Information on the U.S.-Mexico security cooperation, including reports, policy briefs, key headlines and analysis.
Mexico Institute Advisory Board Member Manuel Tamez interviews President Calderón on “Preguntale al Presidente” (In Spanish)Sep 06, 2011
Manuel Tamez of Google-Mexico, a board member of the Wilson Center’s Mexico Institute, facilitated a virtual town hall meeting with President Felipe Calderón.
U.S. Immigration Policy since 9/11: Understanding the Stalemate Over Comprehensive Immigration ReformAug 24, 2011

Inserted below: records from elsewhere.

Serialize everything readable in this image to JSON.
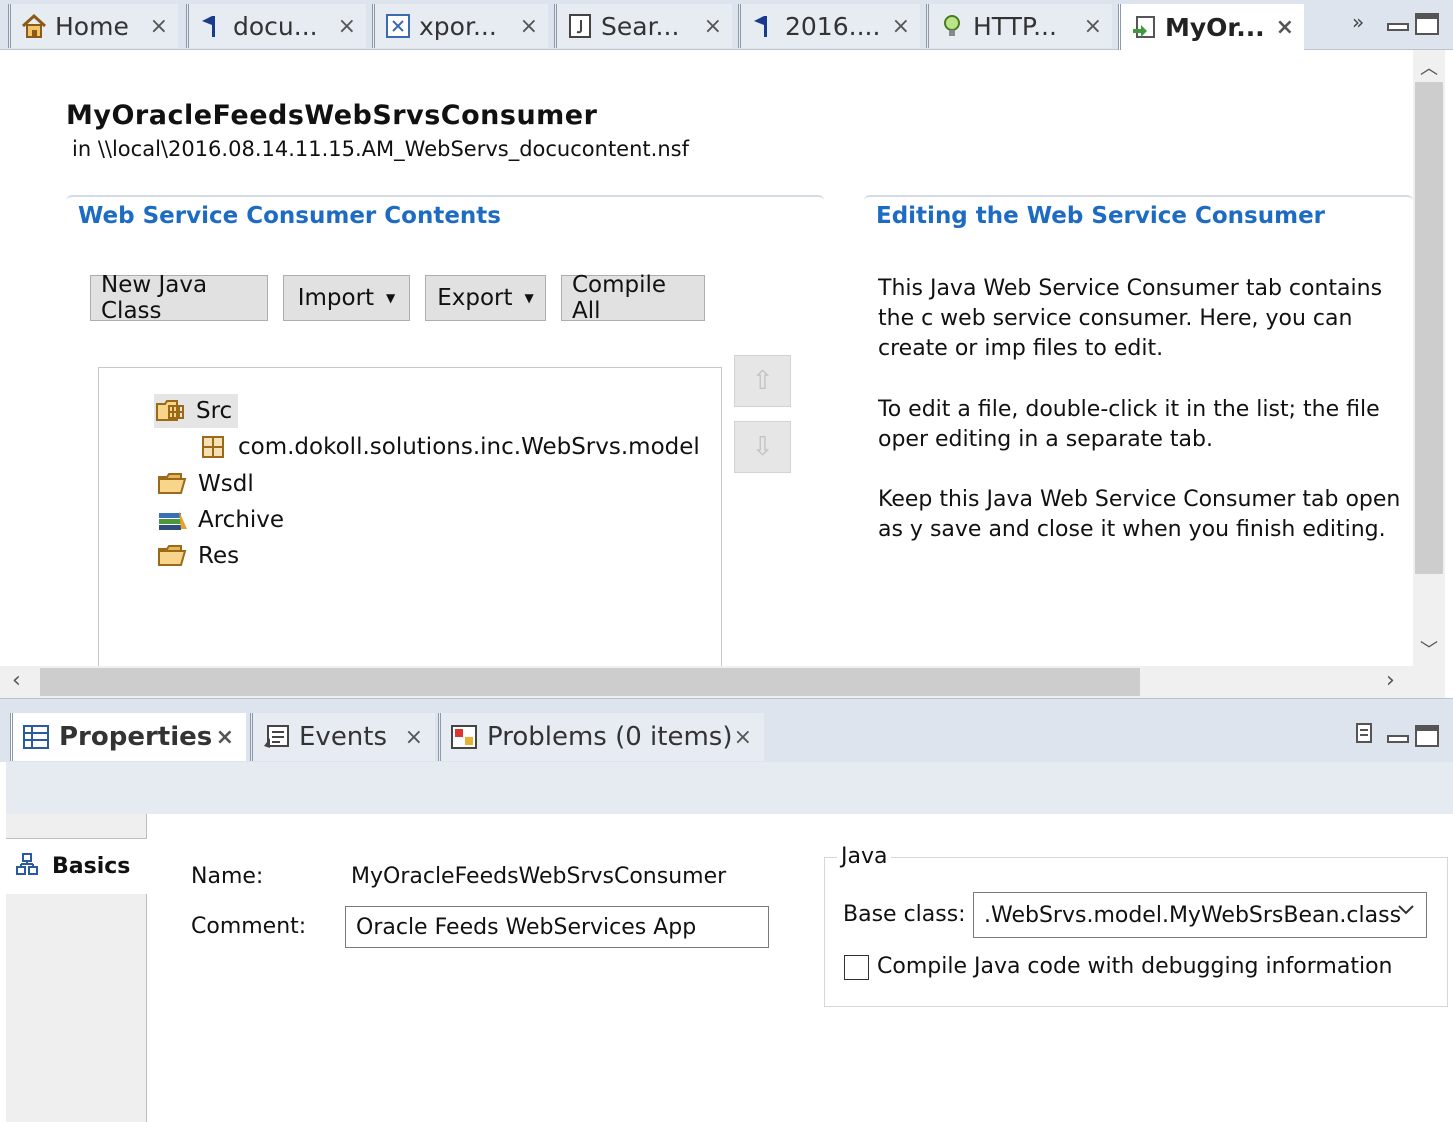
{
  "editor_tabs": [
    {
      "label": "Home",
      "icon": "home-icon"
    },
    {
      "label": "docu...",
      "icon": "flag-icon"
    },
    {
      "label": "xpor...",
      "icon": "xpages-icon"
    },
    {
      "label": "Sear...",
      "icon": "java-file-icon"
    },
    {
      "label": "2016....",
      "icon": "flag-icon"
    },
    {
      "label": "HTTP...",
      "icon": "bulb-icon"
    },
    {
      "label": "MyOr...",
      "icon": "web-service-icon"
    }
  ],
  "tab_close_glyph": "×",
  "editor": {
    "title": "MyOracleFeedsWebSrvsConsumer",
    "location": "in \\\\local\\2016.08.14.11.15.AM_WebServs_docucontent.nsf",
    "contents_heading": "Web Service Consumer Contents",
    "editing_heading": "Editing the Web Service Consumer",
    "buttons": {
      "new_java_class": "New Java Class",
      "import": "Import",
      "export": "Export",
      "compile_all": "Compile All"
    },
    "tree": {
      "src": "Src",
      "package": "com.dokoll.solutions.inc.WebSrvs.model",
      "wsdl": "Wsdl",
      "archive": "Archive",
      "res": "Res"
    },
    "help": [
      "This Java Web Service Consumer tab contains the c web service consumer. Here, you can create or imp files to edit.",
      "To edit a file, double-click it in the list; the file oper editing in a separate tab.",
      "Keep this Java Web Service Consumer tab open as y save and close it when you finish editing."
    ]
  },
  "view_tabs": [
    {
      "label": "Properties",
      "icon": "properties-icon"
    },
    {
      "label": "Events",
      "icon": "events-icon"
    },
    {
      "label": "Problems (0 items)",
      "icon": "problems-icon"
    }
  ],
  "properties": {
    "nav_basics": "Basics",
    "name_label": "Name:",
    "name_value": "MyOracleFeedsWebSrvsConsumer",
    "comment_label": "Comment:",
    "comment_value": "Oracle Feeds WebServices App",
    "java_group": "Java",
    "base_class_label": "Base class:",
    "base_class_value": ".WebSrvs.model.MyWebSrsBean.class",
    "debug_checkbox_label": "Compile Java code with debugging information",
    "debug_checked": false
  },
  "colors": {
    "heading_blue": "#1e6bc4",
    "tabbar_bg": "#dde4ee"
  }
}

In a new MPI report, Marc Rosenblum examines the political landscape that emerged after 9/11, detailing legislative actions that resulted in new enforcement mandates and failed efforts to enact comprehensive immigration reform.
New Report analyses migration from Mexico and Central America throughout three major migration periods: Pre 1930's, The Bracero Program, Post 1964

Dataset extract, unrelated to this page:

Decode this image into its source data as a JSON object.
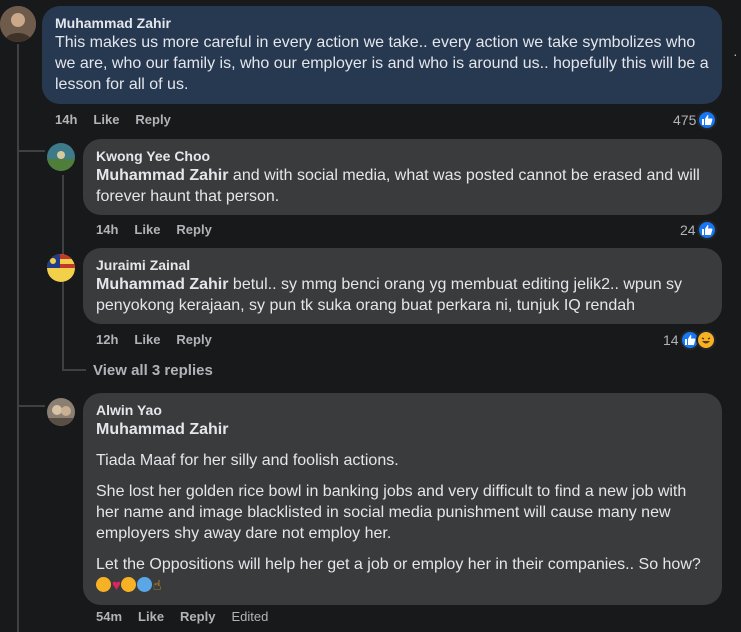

The Woodrow Wilson International Center for Scholars and the Mexican Council on Foreign Relations (COMEXI) are pleased to announce this year's Mexico Public Policy Scholars Program.
The incumbent will work with the Mexico Institute Director to develop a wide range of initiatives on Mexico, the U.S.-Mexico border, U.S.-Mexico economic integration, and migration.
El Instituto México del Woodrow Wilson Center y el Consejo Mexicano de Asuntos Internacionales (COMEXI) anuncian la apertura de la Convocatoria para el Programa De Estancias De Investigacion Academica En Politicas Públicas
Mexican President Felipe Calderón Addresses North American Economy, Migration, Organized Crime in Public ForumMar 08, 2011
Enhanced economic integration is needed to make North America more competitive against other world trading blocs, Mexican President Felipe Calderón Hinojosa said at a March 3 public forum co-sponsored by the Woodrow Wilson Center and the Council of the Americas. In his prepared remarks, Calderón stressed the deep economic interdependence that exists between the United States and Mexico and noted that one million U.S. families are employed by Mexican-owned companies.
No doubt about it, 2010 was not a good year for Mexico. After setting new records for cartel-related violence, it’s hard to imagine 2011 could be much worse. While reversing this trend will be extremely difficult, here are three things the Mexican and U.S. governments can do to help make this a better year for Mexico and, by extension, the United States.